- Data extracted from a collection:

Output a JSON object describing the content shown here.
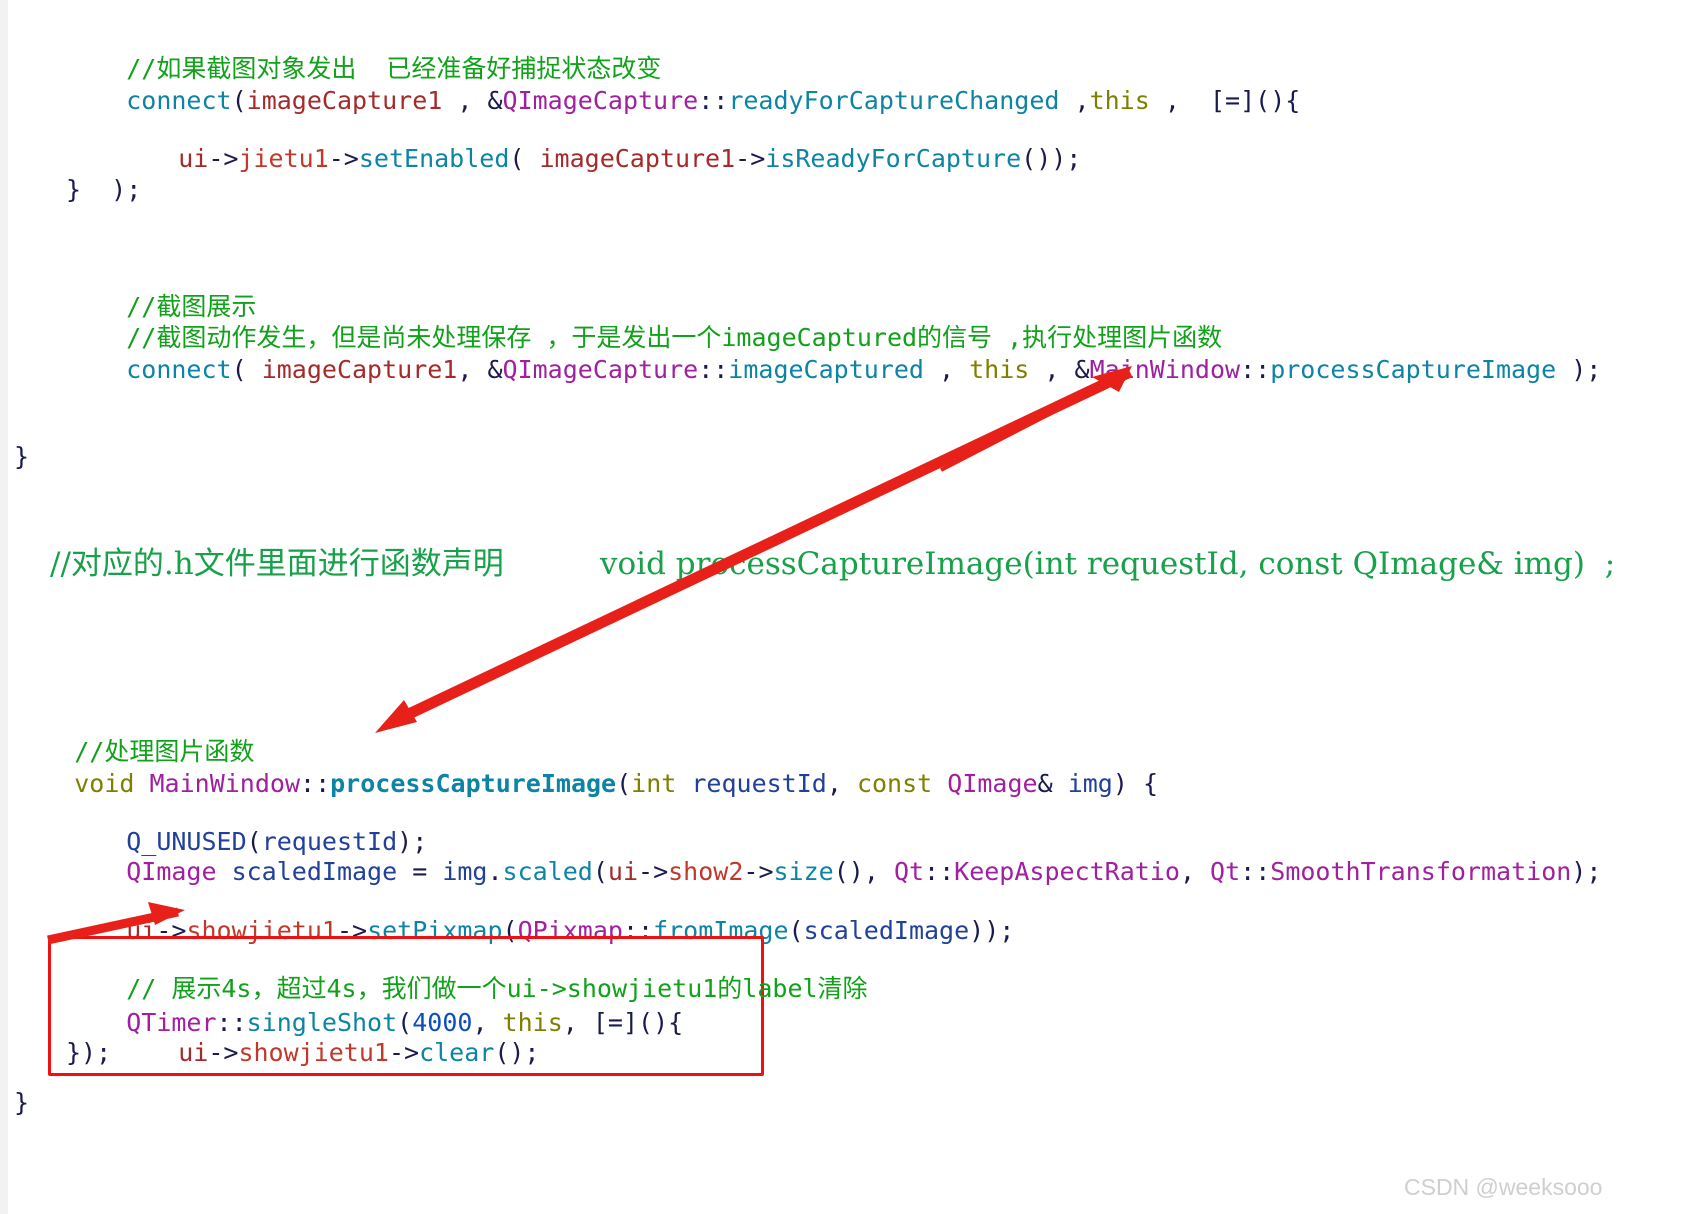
{
  "document": {
    "kind": "source-code-screenshot",
    "language": "C++ / Qt",
    "watermark": "CSDN @weeksooo"
  },
  "colors": {
    "comment_green": "#11a11a",
    "function_teal": "#0e84a5",
    "class_purple": "#a020a0",
    "member_red": "#a52a2a",
    "keyword_olive": "#808000",
    "number_blue": "#0b4fbe",
    "annotation_red": "#ee1111",
    "declaration_green": "#18a04a",
    "watermark_grey": "#cfcfcf",
    "page_background": "#ffffff"
  },
  "code_top": {
    "l1_comment": "//如果截图对象发出  已经准备好捕捉状态改变",
    "l2": {
      "connect": "connect",
      "paren_open": "(",
      "arg1": "imageCapture1",
      "sep1": " , &",
      "class": "QImageCapture",
      "scope": "::",
      "signal": "readyForCaptureChanged",
      "sep2": " ,",
      "this": "this",
      "sep3": " ,  [=](){"
    },
    "l3": {
      "ui": "ui",
      "arrow1": "->",
      "widget": "jietu1",
      "arrow2": "->",
      "method": "setEnabled",
      "open": "( ",
      "obj": "imageCapture1",
      "arrow3": "->",
      "call": "isReadyForCapture",
      "close": "());"
    },
    "l4": "}  );",
    "l5_comment": "//截图展示",
    "l6_comment_a": "//截图动作发生，但是尚未处理保存 ，于是发出一个",
    "l6_code": "imageCaptured",
    "l6_comment_b": "的信号 ,执行处理图片函数",
    "l7": {
      "connect": "connect",
      "open": "( ",
      "arg1": "imageCapture1",
      "sep1": ", &",
      "class": "QImageCapture",
      "scope1": "::",
      "signal": "imageCaptured",
      "sep2": " , ",
      "this": "this",
      "sep3": " , &",
      "class2": "MainWindow",
      "scope2": "::",
      "slot": "processCaptureImage",
      "close": " );"
    },
    "l8_brace": "}"
  },
  "declaration_line": {
    "comment": "//对应的.h文件里面进行函数声明",
    "declaration": "void processCaptureImage(int requestId, const QImage& img)  ;"
  },
  "code_bottom": {
    "l1_comment": "//处理图片函数",
    "l2": {
      "void": "void",
      "space": " ",
      "class": "MainWindow",
      "scope": "::",
      "func": "processCaptureImage",
      "open": "(",
      "int": "int",
      "p1": " requestId",
      "comma": ", ",
      "const": "const",
      "p2": " ",
      "qimage": "QImage",
      "amp": "&",
      "p3": " img",
      "close": ") {"
    },
    "l3": {
      "macro": "Q_UNUSED",
      "open": "(",
      "arg": "requestId",
      "close": ");"
    },
    "l4": {
      "type": "QImage",
      "var": " scaledImage",
      "eq": " = ",
      "img": "img",
      "dot": ".",
      "method": "scaled",
      "open": "(",
      "ui": "ui",
      "arrow1": "->",
      "widget": "show2",
      "arrow2": "->",
      "size": "size",
      "mid": "(), ",
      "qt1": "Qt",
      "scope1": "::",
      "enum1": "KeepAspectRatio",
      "comma": ", ",
      "qt2": "Qt",
      "scope2": "::",
      "enum2": "SmoothTransformation",
      "close": ");"
    },
    "l5": {
      "ui": "ui",
      "arrow1": "->",
      "widget": "showjietu1",
      "arrow2": "->",
      "method": "setPixmap",
      "open": "(",
      "class": "QPixmap",
      "scope": "::",
      "fn": "fromImage",
      "open2": "(",
      "arg": "scaledImage",
      "close": "));"
    },
    "boxed": {
      "comment": "// 展示4s，超过4s，我们做一个ui->showjietu1的label清除",
      "timer_line": {
        "class": "QTimer",
        "scope": "::",
        "method": "singleShot",
        "open": "(",
        "num": "4000",
        "comma": ", ",
        "this": "this",
        "rest": ", [=](){"
      },
      "clear_line": {
        "ui": "ui",
        "arrow1": "->",
        "widget": "showjietu1",
        "arrow2": "->",
        "method": "clear",
        "close": "();"
      },
      "close_line": "});"
    },
    "final_brace": "}"
  },
  "annotations": {
    "arrow_long_label": "long-red-arrow-from-process-capture-image-definition-to-connect-slot",
    "arrow_short_label": "short-red-arrow-pointing-to-red-box"
  }
}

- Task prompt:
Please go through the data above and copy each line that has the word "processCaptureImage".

- Task answer:
      "slot": "processCaptureImage",
    "declaration": "void processCaptureImage(int requestId, const QImage& img)  ;"
      "func": "processCaptureImage",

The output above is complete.